“He said no matter what, Edward Jones Trust to the Zimmer Foundation will not let a pass-through happen,” Mathes said. “They don’t care who it goes to, it cannot be a pass-through. So if we would even form one, we couldn’t get it through our ‘friends of the thing’ and they give it to us. It wouldn’t work because it’s a pass-through.”
The Zimmer Foundation had previously offered a donation when the project was first being discussed, though later found out it would be unable to donate to the park district as it is a taxing entity.
The possibility of a 501(c)(3) non-profit organization – first WCP and then a hypothetical Waterloo Friends of the Park District group – accepting the funds on behalf of the park district was entertained for several months.
Following the meeting, Mathes also said that a recently requested extension for the project’s Open Space Lands Acquisition and Development Grant from the Illinois Department of Natural Resources had been approved after a month of anticipation.
The new deadline for the park district to make progress on the splash pad in order to receive its full $400,000 grant – of which the district has already received $200,000 – is now June 20, 2024.
Also on the splash pad, Waterloo Park Board Commissioner Keith Buettner, who was recently tasked with overseeing the project along with fellow commissioner Michael Nolte, led the discussion.
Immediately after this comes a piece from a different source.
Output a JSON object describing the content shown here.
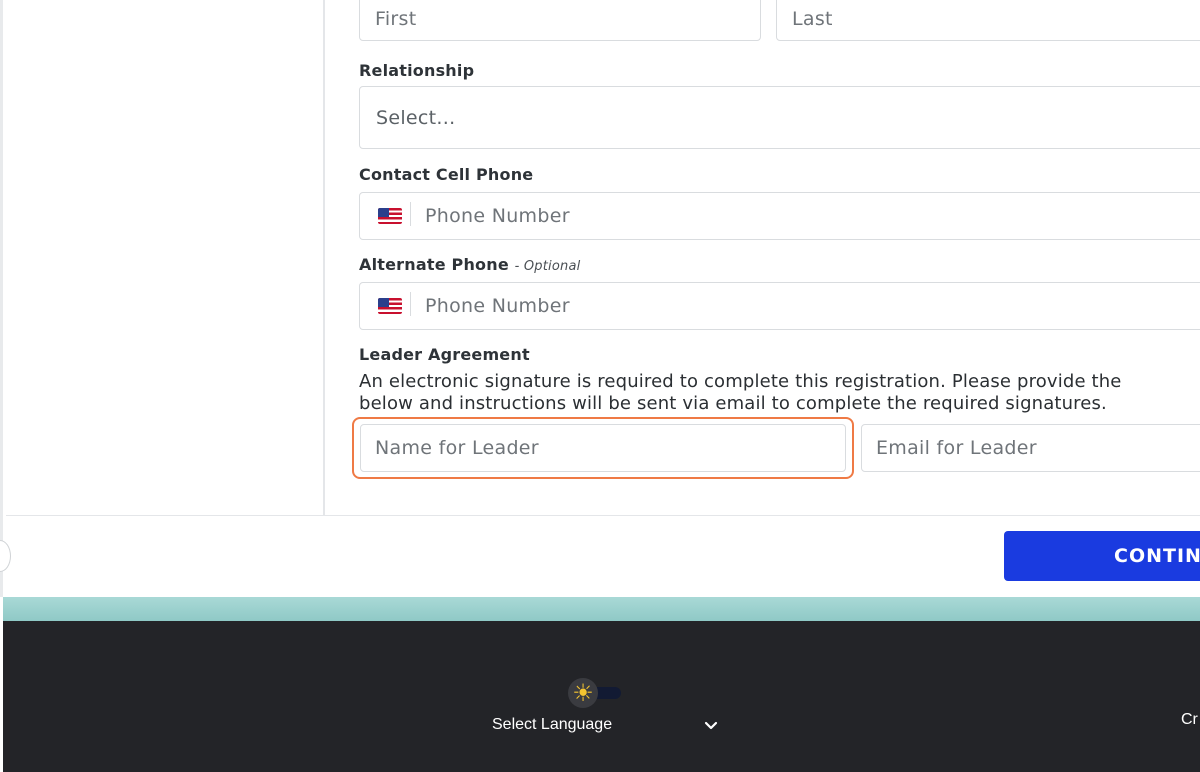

Buettner said he had been in contact with the project’s contracting bidders Litteken Construction of Breese and Fitzgibbons Contracting of Waterloo, who have been waiting for word on the project’s progress.
“I told them I would call them tomorrow and either tell them, ‘Yeah, we’re gonna go,’ or ‘It’s gonna have to wait,’ so they can find other work,” Buettner said. “It’s not fair to string them along. They’re trying to make a living too.”
Buettner added the current designs of the splash pad seem to meet state code, particularly in regard to the concrete buffer around the pad.
The splash pad item was ultimately tabled to be discussed further at next month’s meeting.
Waterloo Park District Superintendent Don Prater also spoke throughout the meeting to discuss various goings-on in the community parks, including communications between two local baseball teams to practice at a long-unused field and the high expense of dog waste bags which seem to be highly used.
The board also approved budget numbers for the next fiscal year. Park district attorney Mary Buettner said she would be putting together an ordinance for the budget which would be available at her office, though it is not known if she was able to complete the ordinance in time for it to be available 30 days prior to the next meeting.